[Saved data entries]
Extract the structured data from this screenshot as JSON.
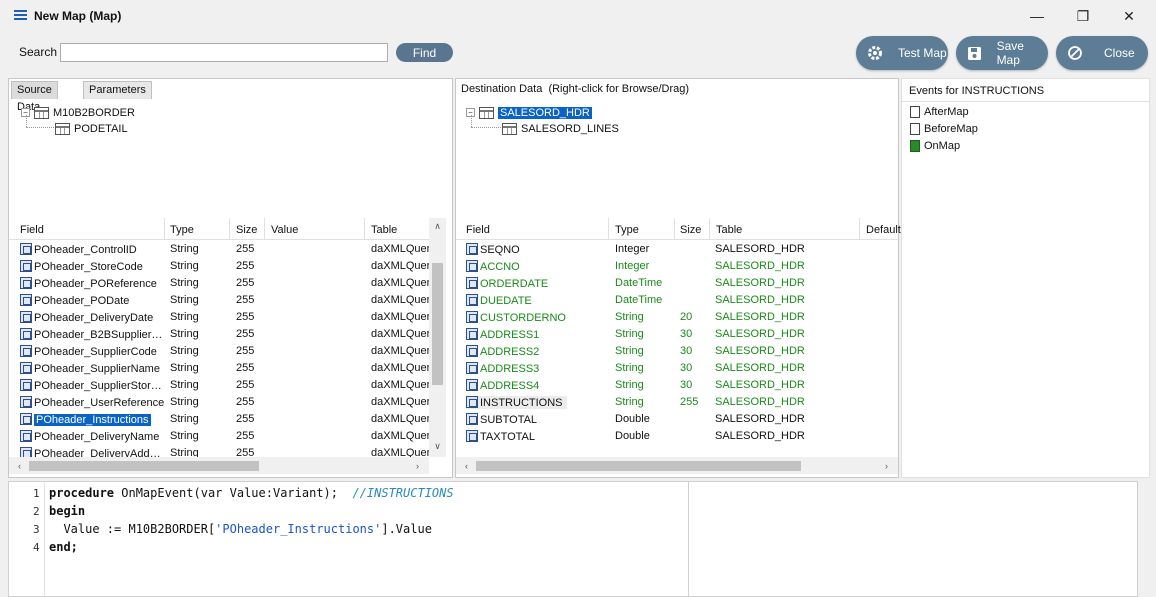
{
  "window": {
    "title": "New Map (Map)"
  },
  "toolbar": {
    "search_label": "Search",
    "search_value": "",
    "find_label": "Find",
    "test_map_label": "Test Map",
    "save_map_label": "Save Map",
    "close_label": "Close"
  },
  "source": {
    "tabs": [
      "Source Data",
      "Parameters"
    ],
    "tree": {
      "root": "M10B2BORDER",
      "child": "PODETAIL"
    },
    "columns": [
      "Field",
      "Type",
      "Size",
      "Value",
      "Table"
    ],
    "rows": [
      {
        "field": "POheader_ControlID",
        "type": "String",
        "size": "255",
        "value": "",
        "table": "daXMLQuery"
      },
      {
        "field": "POheader_StoreCode",
        "type": "String",
        "size": "255",
        "value": "",
        "table": "daXMLQuery"
      },
      {
        "field": "POheader_POReference",
        "type": "String",
        "size": "255",
        "value": "",
        "table": "daXMLQuery"
      },
      {
        "field": "POheader_PODate",
        "type": "String",
        "size": "255",
        "value": "",
        "table": "daXMLQuery"
      },
      {
        "field": "POheader_DeliveryDate",
        "type": "String",
        "size": "255",
        "value": "",
        "table": "daXMLQuery"
      },
      {
        "field": "POheader_B2BSupplier…",
        "type": "String",
        "size": "255",
        "value": "",
        "table": "daXMLQuery"
      },
      {
        "field": "POheader_SupplierCode",
        "type": "String",
        "size": "255",
        "value": "",
        "table": "daXMLQuery"
      },
      {
        "field": "POheader_SupplierName",
        "type": "String",
        "size": "255",
        "value": "",
        "table": "daXMLQuery"
      },
      {
        "field": "POheader_SupplierStor…",
        "type": "String",
        "size": "255",
        "value": "",
        "table": "daXMLQuery"
      },
      {
        "field": "POheader_UserReference",
        "type": "String",
        "size": "255",
        "value": "",
        "table": "daXMLQuery"
      },
      {
        "field": "POheader_Instructions",
        "type": "String",
        "size": "255",
        "value": "",
        "table": "daXMLQuery"
      },
      {
        "field": "POheader_DeliveryName",
        "type": "String",
        "size": "255",
        "value": "",
        "table": "daXMLQuery"
      },
      {
        "field": "POheader_DeliveryAdd…",
        "type": "String",
        "size": "255",
        "value": "",
        "table": "daXMLQuery"
      }
    ]
  },
  "destination": {
    "header": "Destination Data",
    "hint": "(Right-click for Browse/Drag)",
    "tree": {
      "root": "SALESORD_HDR",
      "child": "SALESORD_LINES"
    },
    "columns": [
      "Field",
      "Type",
      "Size",
      "Table",
      "Default"
    ],
    "rows": [
      {
        "field": "SEQNO",
        "type": "Integer",
        "size": "",
        "table": "SALESORD_HDR",
        "mapped": false
      },
      {
        "field": "ACCNO",
        "type": "Integer",
        "size": "",
        "table": "SALESORD_HDR",
        "mapped": true
      },
      {
        "field": "ORDERDATE",
        "type": "DateTime",
        "size": "",
        "table": "SALESORD_HDR",
        "mapped": true
      },
      {
        "field": "DUEDATE",
        "type": "DateTime",
        "size": "",
        "table": "SALESORD_HDR",
        "mapped": true
      },
      {
        "field": "CUSTORDERNO",
        "type": "String",
        "size": "20",
        "table": "SALESORD_HDR",
        "mapped": true
      },
      {
        "field": "ADDRESS1",
        "type": "String",
        "size": "30",
        "table": "SALESORD_HDR",
        "mapped": true
      },
      {
        "field": "ADDRESS2",
        "type": "String",
        "size": "30",
        "table": "SALESORD_HDR",
        "mapped": true
      },
      {
        "field": "ADDRESS3",
        "type": "String",
        "size": "30",
        "table": "SALESORD_HDR",
        "mapped": true
      },
      {
        "field": "ADDRESS4",
        "type": "String",
        "size": "30",
        "table": "SALESORD_HDR",
        "mapped": true
      },
      {
        "field": "INSTRUCTIONS",
        "type": "String",
        "size": "255",
        "table": "SALESORD_HDR",
        "mapped": true
      },
      {
        "field": "SUBTOTAL",
        "type": "Double",
        "size": "",
        "table": "SALESORD_HDR",
        "mapped": false
      },
      {
        "field": "TAXTOTAL",
        "type": "Double",
        "size": "",
        "table": "SALESORD_HDR",
        "mapped": false
      }
    ]
  },
  "events": {
    "header": "Events for INSTRUCTIONS",
    "items": [
      "AfterMap",
      "BeforeMap",
      "OnMap"
    ]
  },
  "code": {
    "line_numbers": [
      "1",
      "2",
      "3",
      "4"
    ],
    "line1_kw": "procedure",
    "line1_rest": " OnMapEvent(var Value:Variant);  ",
    "line1_comment": "//INSTRUCTIONS",
    "line2": "begin",
    "line3_pre": "  Value := M10B2BORDER[",
    "line3_str": "'POheader_Instructions'",
    "line3_post": "].Value",
    "line4": "end;"
  },
  "colors": {
    "accent": "#0a64c8",
    "button": "#5d7c96",
    "mapped_text": "#1a8a1a"
  }
}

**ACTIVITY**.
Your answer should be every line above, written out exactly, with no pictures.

**ANSWER**.
Extract the structured data from this screenshot as JSON.
{
  "window": {
    "title": "New Map (Map)"
  },
  "toolbar": {
    "search_label": "Search",
    "search_value": "",
    "find_label": "Find",
    "test_map_label": "Test Map",
    "save_map_label": "Save Map",
    "close_label": "Close"
  },
  "source": {
    "tabs": [
      "Source Data",
      "Parameters"
    ],
    "tree": {
      "root": "M10B2BORDER",
      "child": "PODETAIL"
    },
    "columns": [
      "Field",
      "Type",
      "Size",
      "Value",
      "Table"
    ],
    "rows": [
      {
        "field": "POheader_ControlID",
        "type": "String",
        "size": "255",
        "value": "",
        "table": "daXMLQuery"
      },
      {
        "field": "POheader_StoreCode",
        "type": "String",
        "size": "255",
        "value": "",
        "table": "daXMLQuery"
      },
      {
        "field": "POheader_POReference",
        "type": "String",
        "size": "255",
        "value": "",
        "table": "daXMLQuery"
      },
      {
        "field": "POheader_PODate",
        "type": "String",
        "size": "255",
        "value": "",
        "table": "daXMLQuery"
      },
      {
        "field": "POheader_DeliveryDate",
        "type": "String",
        "size": "255",
        "value": "",
        "table": "daXMLQuery"
      },
      {
        "field": "POheader_B2BSupplier…",
        "type": "String",
        "size": "255",
        "value": "",
        "table": "daXMLQuery"
      },
      {
        "field": "POheader_SupplierCode",
        "type": "String",
        "size": "255",
        "value": "",
        "table": "daXMLQuery"
      },
      {
        "field": "POheader_SupplierName",
        "type": "String",
        "size": "255",
        "value": "",
        "table": "daXMLQuery"
      },
      {
        "field": "POheader_SupplierStor…",
        "type": "String",
        "size": "255",
        "value": "",
        "table": "daXMLQuery"
      },
      {
        "field": "POheader_UserReference",
        "type": "String",
        "size": "255",
        "value": "",
        "table": "daXMLQuery"
      },
      {
        "field": "POheader_Instructions",
        "type": "String",
        "size": "255",
        "value": "",
        "table": "daXMLQuery"
      },
      {
        "field": "POheader_DeliveryName",
        "type": "String",
        "size": "255",
        "value": "",
        "table": "daXMLQuery"
      },
      {
        "field": "POheader_DeliveryAdd…",
        "type": "String",
        "size": "255",
        "value": "",
        "table": "daXMLQuery"
      }
    ]
  },
  "destination": {
    "header": "Destination Data",
    "hint": "(Right-click for Browse/Drag)",
    "tree": {
      "root": "SALESORD_HDR",
      "child": "SALESORD_LINES"
    },
    "columns": [
      "Field",
      "Type",
      "Size",
      "Table",
      "Default"
    ],
    "rows": [
      {
        "field": "SEQNO",
        "type": "Integer",
        "size": "",
        "table": "SALESORD_HDR",
        "mapped": false
      },
      {
        "field": "ACCNO",
        "type": "Integer",
        "size": "",
        "table": "SALESORD_HDR",
        "mapped": true
      },
      {
        "field": "ORDERDATE",
        "type": "DateTime",
        "size": "",
        "table": "SALESORD_HDR",
        "mapped": true
      },
      {
        "field": "DUEDATE",
        "type": "DateTime",
        "size": "",
        "table": "SALESORD_HDR",
        "mapped": true
      },
      {
        "field": "CUSTORDERNO",
        "type": "String",
        "size": "20",
        "table": "SALESORD_HDR",
        "mapped": true
      },
      {
        "field": "ADDRESS1",
        "type": "String",
        "size": "30",
        "table": "SALESORD_HDR",
        "mapped": true
      },
      {
        "field": "ADDRESS2",
        "type": "String",
        "size": "30",
        "table": "SALESORD_HDR",
        "mapped": true
      },
      {
        "field": "ADDRESS3",
        "type": "String",
        "size": "30",
        "table": "SALESORD_HDR",
        "mapped": true
      },
      {
        "field": "ADDRESS4",
        "type": "String",
        "size": "30",
        "table": "SALESORD_HDR",
        "mapped": true
      },
      {
        "field": "INSTRUCTIONS",
        "type": "String",
        "size": "255",
        "table": "SALESORD_HDR",
        "mapped": true
      },
      {
        "field": "SUBTOTAL",
        "type": "Double",
        "size": "",
        "table": "SALESORD_HDR",
        "mapped": false
      },
      {
        "field": "TAXTOTAL",
        "type": "Double",
        "size": "",
        "table": "SALESORD_HDR",
        "mapped": false
      }
    ]
  },
  "events": {
    "header": "Events for INSTRUCTIONS",
    "items": [
      "AfterMap",
      "BeforeMap",
      "OnMap"
    ]
  },
  "code": {
    "line_numbers": [
      "1",
      "2",
      "3",
      "4"
    ],
    "line1_kw": "procedure",
    "line1_rest": " OnMapEvent(var Value:Variant);  ",
    "line1_comment": "//INSTRUCTIONS",
    "line2": "begin",
    "line3_pre": "  Value := M10B2BORDER[",
    "line3_str": "'POheader_Instructions'",
    "line3_post": "].Value",
    "line4": "end;"
  },
  "colors": {
    "accent": "#0a64c8",
    "button": "#5d7c96",
    "mapped_text": "#1a8a1a"
  }
}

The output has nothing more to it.